One is “Matters that Arise with Causes are Empty in Mind-essence” (缘起性空), and the other is “Matters that Arise with Causes are without Mind-essence”(缘起无自性).

Since sentient beings are, under conditions and given space, formed by earth, water, fire and wind, and are subject to the process of formation, development, decay and demolition.

Within the fluid, ever changing, impermanent process, there is not an individuality of ego-selfness and in this regard, it is as if there is not an element of Mind-essence (自性).

However, in Buddhism, there is no absolute emptiness because sentient beings have to take on physical forms without which one could not achieve Buddhahood and Enlightenment through delivering the sufferings of the mass and through the practice of Buddhism.



In the Sutra Spoken by the Sixth Patriarch (六祖坛经),the Sixth Patriarch, when he became enlightened the night when he met the Fifth Patriarch, explained of his realization that ‘’ all things in the universe are Mind–essence” (一 切万法,不离自性).

His famous remarks are, “Who could have conceived that Mind-essence is intrinsically pure! Who could have conceived that Mind-essence is intrinsically free from becoming and annihilation! That Mind-essence is intrinsically self- sufficient, and free from change! Who could have conceived that all things are manifestations of Mind-essence!” 何其自性,本是清静,何其自性,本不生灭,何其自性,本自具足,何其 自性
本不动摇,何其自性,能生万法。

In “Matters Arise with Causes have no Mind-essence” (缘起无自性),it means that everyone when comes to this world should possess with Mind-essence, which should be self- sufficient without discriminations, and should have the capacity to achieve enlightenment.

The reason why many of them could not do it is because in the beginning less of time, the Mind-essence is clouded by Ignorance resulted from the misdeeds or karma committed in one’s previous lives. In this regard, one has to pay for the price of one’s previous debts through charitable deeds so that one would eventually find one’s Mind-essence.

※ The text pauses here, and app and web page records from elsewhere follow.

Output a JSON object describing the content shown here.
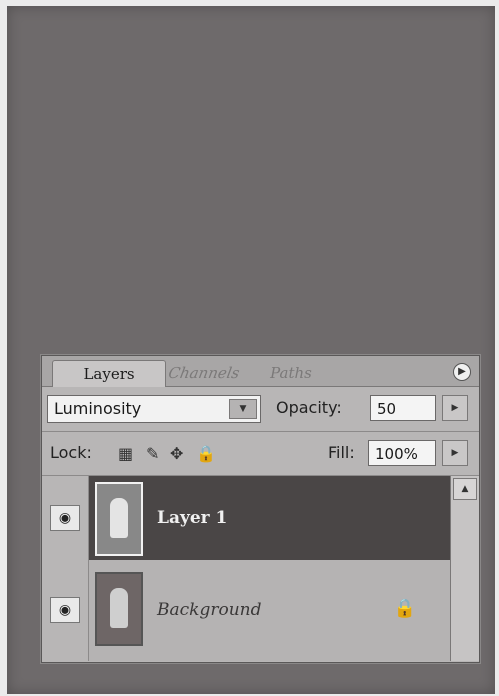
{
  "tabs": {
    "layers": "Layers",
    "channels": "Channels",
    "paths": "Paths"
  },
  "blend_mode": {
    "value": "Luminosity"
  },
  "opacity": {
    "label": "Opacity:",
    "value": "50"
  },
  "lock": {
    "label": "Lock:"
  },
  "fill": {
    "label": "Fill:",
    "value": "100%"
  },
  "layers": [
    {
      "name": "Layer 1",
      "selected": true,
      "visible": true
    },
    {
      "name": "Background",
      "selected": false,
      "visible": true,
      "locked": true
    }
  ],
  "icons": {
    "menu": "flyout-menu-icon",
    "dropdown": "chevron-down-icon",
    "stepper": "arrow-right-icon",
    "lock_transparent": "checker-icon",
    "lock_image": "brush-icon",
    "lock_position": "move-icon",
    "lock_all": "padlock-icon",
    "eye": "eye-icon"
  },
  "colors": {
    "canvas": "#6e6a6b",
    "panel": "#b8b6b6",
    "selected_layer": "#4a4646"
  }
}
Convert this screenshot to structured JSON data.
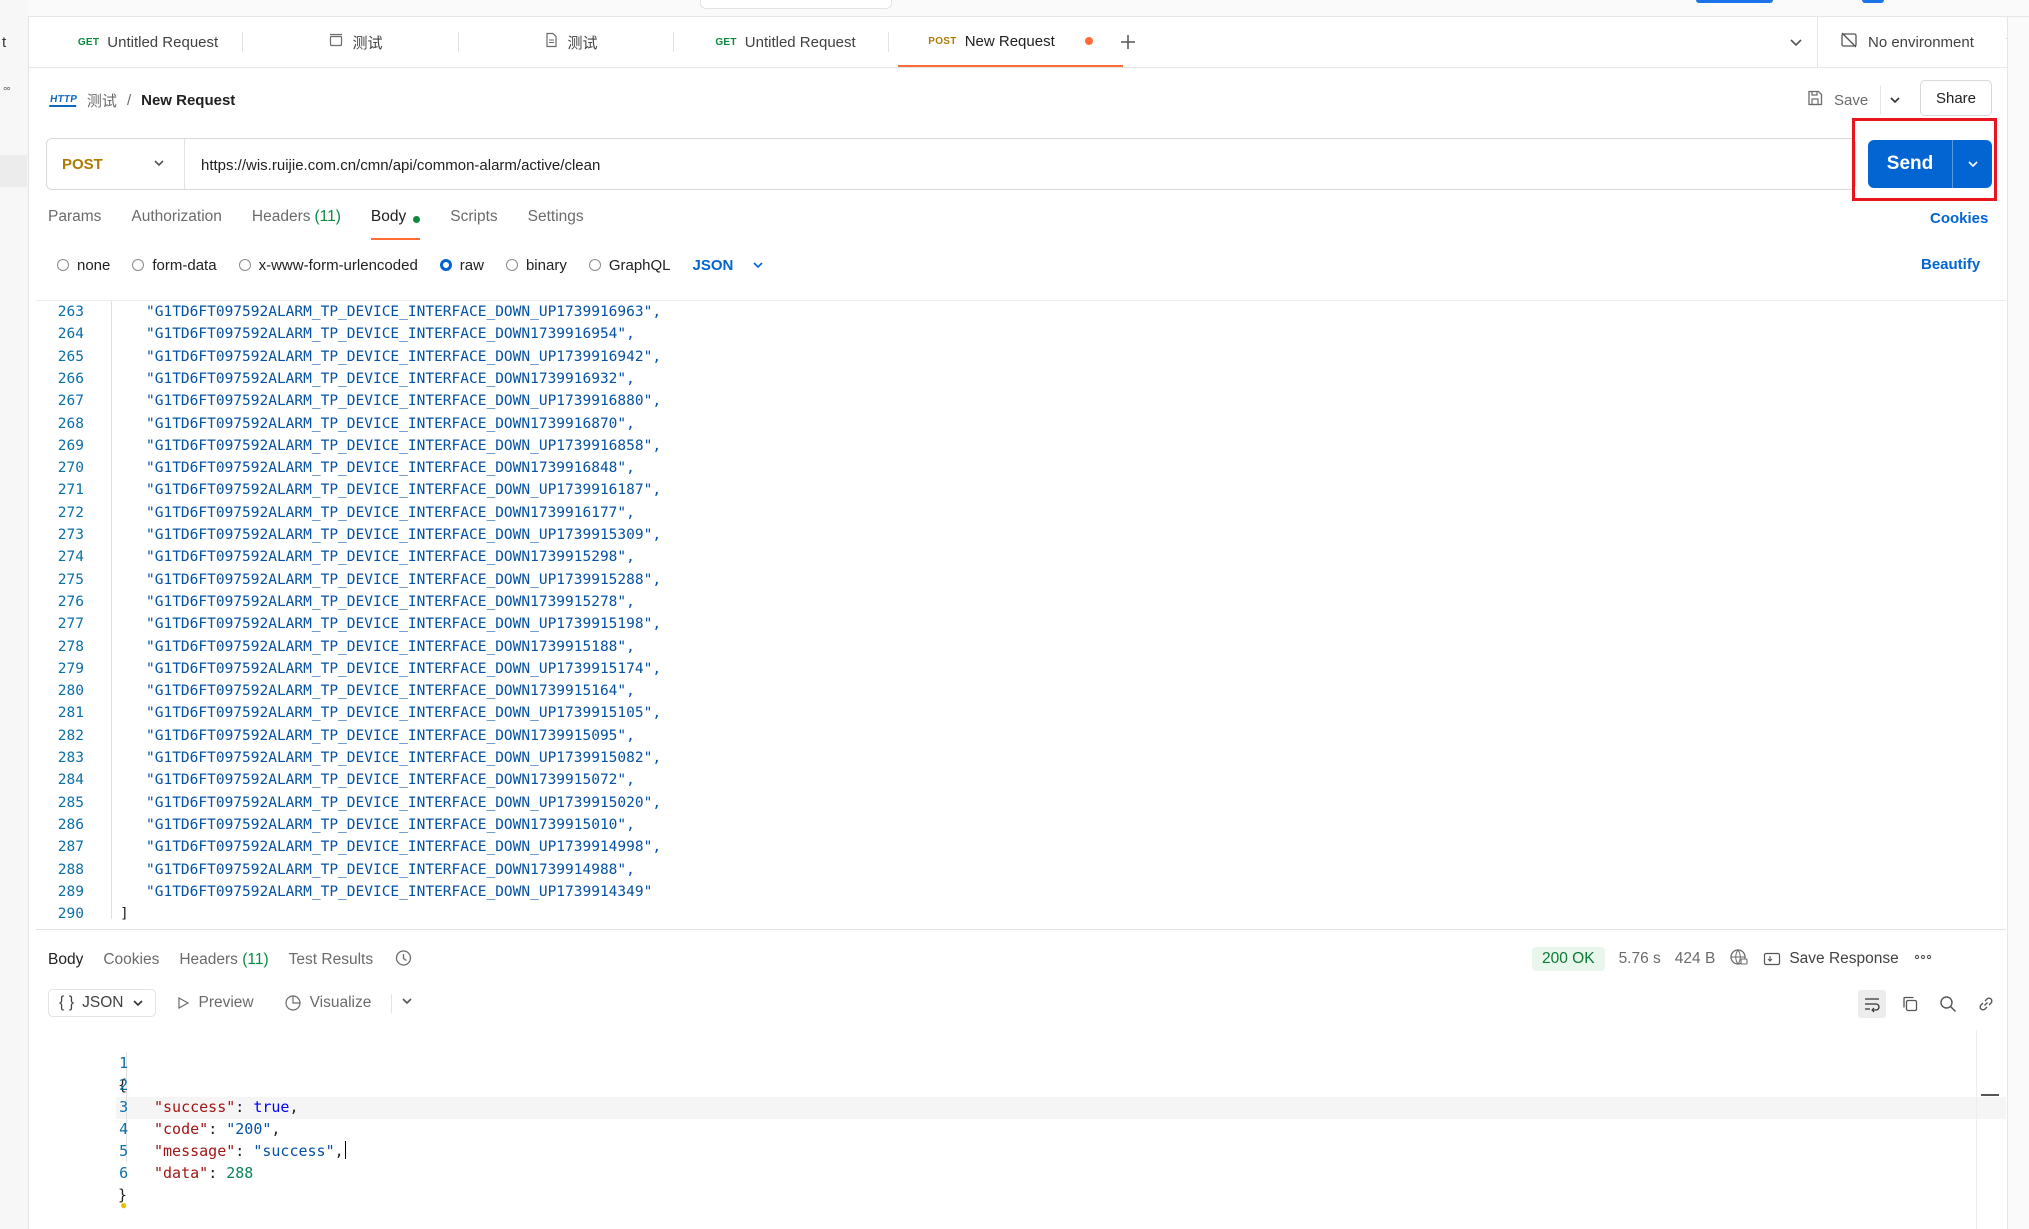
{
  "left_strip": {
    "letter": "t",
    "dots": "°°"
  },
  "tabs": [
    {
      "method": "GET",
      "label": "Untitled Request",
      "icon": ""
    },
    {
      "method": "",
      "label": "测试",
      "icon": "collection-icon"
    },
    {
      "method": "",
      "label": "测试",
      "icon": "document-icon"
    },
    {
      "method": "GET",
      "label": "Untitled Request",
      "icon": ""
    },
    {
      "method": "POST",
      "label": "New Request",
      "icon": ""
    }
  ],
  "environment": {
    "label": "No environment"
  },
  "breadcrumb": {
    "protocol": "HTTP",
    "collection": "测试",
    "separator": "/",
    "current": "New Request"
  },
  "actions": {
    "save": "Save",
    "share": "Share"
  },
  "request": {
    "method": "POST",
    "url": "https://wis.ruijie.com.cn/cmn/api/common-alarm/active/clean",
    "send": "Send"
  },
  "request_tabs": {
    "params": "Params",
    "authorization": "Authorization",
    "headers": "Headers",
    "headers_count": "(11)",
    "body": "Body",
    "scripts": "Scripts",
    "settings": "Settings",
    "cookies": "Cookies"
  },
  "body_types": {
    "none": "none",
    "form_data": "form-data",
    "urlencoded": "x-www-form-urlencoded",
    "raw": "raw",
    "binary": "binary",
    "graphql": "GraphQL",
    "format": "JSON",
    "beautify": "Beautify",
    "selected": "raw"
  },
  "request_body_lines": [
    {
      "n": "263",
      "text": "\"G1TD6FT097592ALARM_TP_DEVICE_INTERFACE_DOWN_UP1739916963\","
    },
    {
      "n": "264",
      "text": "\"G1TD6FT097592ALARM_TP_DEVICE_INTERFACE_DOWN1739916954\","
    },
    {
      "n": "265",
      "text": "\"G1TD6FT097592ALARM_TP_DEVICE_INTERFACE_DOWN_UP1739916942\","
    },
    {
      "n": "266",
      "text": "\"G1TD6FT097592ALARM_TP_DEVICE_INTERFACE_DOWN1739916932\","
    },
    {
      "n": "267",
      "text": "\"G1TD6FT097592ALARM_TP_DEVICE_INTERFACE_DOWN_UP1739916880\","
    },
    {
      "n": "268",
      "text": "\"G1TD6FT097592ALARM_TP_DEVICE_INTERFACE_DOWN1739916870\","
    },
    {
      "n": "269",
      "text": "\"G1TD6FT097592ALARM_TP_DEVICE_INTERFACE_DOWN_UP1739916858\","
    },
    {
      "n": "270",
      "text": "\"G1TD6FT097592ALARM_TP_DEVICE_INTERFACE_DOWN1739916848\","
    },
    {
      "n": "271",
      "text": "\"G1TD6FT097592ALARM_TP_DEVICE_INTERFACE_DOWN_UP1739916187\","
    },
    {
      "n": "272",
      "text": "\"G1TD6FT097592ALARM_TP_DEVICE_INTERFACE_DOWN1739916177\","
    },
    {
      "n": "273",
      "text": "\"G1TD6FT097592ALARM_TP_DEVICE_INTERFACE_DOWN_UP1739915309\","
    },
    {
      "n": "274",
      "text": "\"G1TD6FT097592ALARM_TP_DEVICE_INTERFACE_DOWN1739915298\","
    },
    {
      "n": "275",
      "text": "\"G1TD6FT097592ALARM_TP_DEVICE_INTERFACE_DOWN_UP1739915288\","
    },
    {
      "n": "276",
      "text": "\"G1TD6FT097592ALARM_TP_DEVICE_INTERFACE_DOWN1739915278\","
    },
    {
      "n": "277",
      "text": "\"G1TD6FT097592ALARM_TP_DEVICE_INTERFACE_DOWN_UP1739915198\","
    },
    {
      "n": "278",
      "text": "\"G1TD6FT097592ALARM_TP_DEVICE_INTERFACE_DOWN1739915188\","
    },
    {
      "n": "279",
      "text": "\"G1TD6FT097592ALARM_TP_DEVICE_INTERFACE_DOWN_UP1739915174\","
    },
    {
      "n": "280",
      "text": "\"G1TD6FT097592ALARM_TP_DEVICE_INTERFACE_DOWN1739915164\","
    },
    {
      "n": "281",
      "text": "\"G1TD6FT097592ALARM_TP_DEVICE_INTERFACE_DOWN_UP1739915105\","
    },
    {
      "n": "282",
      "text": "\"G1TD6FT097592ALARM_TP_DEVICE_INTERFACE_DOWN1739915095\","
    },
    {
      "n": "283",
      "text": "\"G1TD6FT097592ALARM_TP_DEVICE_INTERFACE_DOWN_UP1739915082\","
    },
    {
      "n": "284",
      "text": "\"G1TD6FT097592ALARM_TP_DEVICE_INTERFACE_DOWN1739915072\","
    },
    {
      "n": "285",
      "text": "\"G1TD6FT097592ALARM_TP_DEVICE_INTERFACE_DOWN_UP1739915020\","
    },
    {
      "n": "286",
      "text": "\"G1TD6FT097592ALARM_TP_DEVICE_INTERFACE_DOWN1739915010\","
    },
    {
      "n": "287",
      "text": "\"G1TD6FT097592ALARM_TP_DEVICE_INTERFACE_DOWN_UP1739914998\","
    },
    {
      "n": "288",
      "text": "\"G1TD6FT097592ALARM_TP_DEVICE_INTERFACE_DOWN1739914988\","
    },
    {
      "n": "289",
      "text": "\"G1TD6FT097592ALARM_TP_DEVICE_INTERFACE_DOWN_UP1739914349\""
    },
    {
      "n": "290",
      "text": "]"
    }
  ],
  "response_tabs": {
    "body": "Body",
    "cookies": "Cookies",
    "headers": "Headers",
    "headers_count": "(11)",
    "test_results": "Test Results"
  },
  "response_meta": {
    "status": "200 OK",
    "time": "5.76 s",
    "size": "424 B",
    "save_response": "Save Response"
  },
  "response_toolbar": {
    "format": "JSON",
    "preview": "Preview",
    "visualize": "Visualize"
  },
  "response_body": {
    "line_numbers": [
      "1",
      "2",
      "3",
      "4",
      "5",
      "6"
    ],
    "open": "{",
    "close": "}",
    "success_key": "\"success\"",
    "success_val": "true",
    "code_key": "\"code\"",
    "code_val": "\"200\"",
    "message_key": "\"message\"",
    "message_val": "\"success\"",
    "data_key": "\"data\"",
    "data_val": "288",
    "colon": ": ",
    "comma": ","
  },
  "colors": {
    "accent": "#ff6c37",
    "send": "#0265d2",
    "highlight": "#e8141e",
    "status_ok": "#0b7a34"
  }
}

In “Matters Arise with Causes with Empty Mind-essence” (缘起性空), it does not mean lacking in, or depriving of Mind-essence, or with empty Mind-essence.

It tells the significance of Mind-essence which is omniscient. When one practises Buddhism, one is practising one’s Mind-essence to be free from all pre- conceived concepts, free from discriminative thoughts, free from all attachments, and free from all disturbances and entanglements. In the end, one would feel the sensation of ‘emptiness’, which is the sensation of ‘fullness’ (圆满实性)。

11th Sept 2011

Source

www.chinesechinese.net